These claims are always included in v1. Some optional claims can be configured to change the way the claim is returned. This OptionalClaims object causes the ID token returned to the client to include a upn claim with the additional home tenant and resource tenant information. The upn claim is only changed in the token if the user is a guest in the tenant that uses a different IDP for authentication.

Access tokens are always generated using the manifest of the resource, not the client. So in the request Changing the manifest for your application will never cause tokens for the Microsoft Graph API to look different. In order to validate that your accessToken changes are in effect, request a token for your application, not another app. From the Manage section, select Manifest. A web-based manifest editor opens, allowing you to edit the manifest.

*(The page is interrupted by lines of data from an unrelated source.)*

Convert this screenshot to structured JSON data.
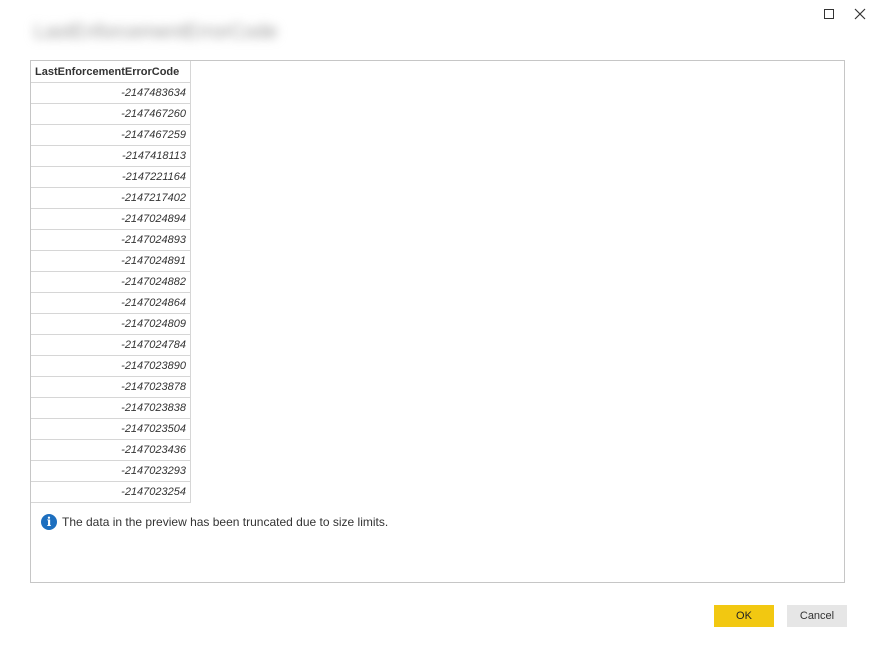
{
  "window": {
    "title": "LastEnforcementErrorCode",
    "maximize_icon": "maximize-icon",
    "close_icon": "close-icon"
  },
  "table": {
    "columns": [
      "LastEnforcementErrorCode"
    ],
    "rows": [
      "-2147483634",
      "-2147467260",
      "-2147467259",
      "-2147418113",
      "-2147221164",
      "-2147217402",
      "-2147024894",
      "-2147024893",
      "-2147024891",
      "-2147024882",
      "-2147024864",
      "-2147024809",
      "-2147024784",
      "-2147023890",
      "-2147023878",
      "-2147023838",
      "-2147023504",
      "-2147023436",
      "-2147023293",
      "-2147023254"
    ]
  },
  "notice": {
    "icon": "info-icon",
    "text": "The data in the preview has been truncated due to size limits."
  },
  "buttons": {
    "ok_label": "OK",
    "cancel_label": "Cancel"
  },
  "colors": {
    "ok_button": "#f2c811",
    "cancel_button": "#e6e6e6",
    "info_icon": "#1d6fbf"
  }
}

Optionally, you can select Download and edit the manifest locally, and then use Upload to reapply it to your application. For more information on the application manifest, see the Understanding the Azure AD application manifest article.

When finished, select Save. Now the specified optional claims will be included in the tokens for your application.Today, Microsoft identity platform supports single sign-on SSO with most enterprise applications, including both applications pre-integrated in the Azure AD app gallery as well as custom applications. And then, the application validates and uses the token to log the user in instead of prompting for a username and password. These SAML tokens contain pieces of information about the user known as claims.

A claim is information that an identity provider states about a user inside the token they issue for that user. To view or edit the claims issued in the SAML token to the application, open the application in Azure portal.

Select the attribute or transformation you want to apply to the attribute. Optionally, you can specify the format you want the NameID claim to have. If no format is specified Microsoft identity platform will use the default source format associated with the claim source selected. From the Choose name identifier format dropdown, you can select one of the following options.

How to: Provide optional claims to your app

Transient NameID is also supported, but is not available in the dropdown and cannot be configured on Azure's side. You can select from the following options. For more info, see Table 3: Valid ID values per source. You can also assign any constant static value to any claims which you define in Azure AD. Please follow the below steps to assign a constant value:.

Enter the constant value without quotes in the Source attribute as per your organization and click Save. In Manage claimselect Transformation as the claim source to open the Manage transformation page. Select the function from the transformation dropdown. Depending on the function selected, you will have to provide parameters and a constant value to evaluate in the transformation. Refer to the table below for more information about the available functions. To apply multiple transformation, click on Add transformation.

You can apply a maximum of two transformation to a claim. For example, you could first extract the email prefix of the user. Then, make the string upper case. If you need additional transformations, submit your idea in the feedback forum in Azure AD under the SaaS application category.

You can specify the source of a claim based on user type and the group to which the user belongs. One scenario where this is helpful is when the source of a claim is different for a guest and an employee accessing an application. You may want to specify that if the user is an employee the NameID is sourced from user. The order in which you add the conditions are important.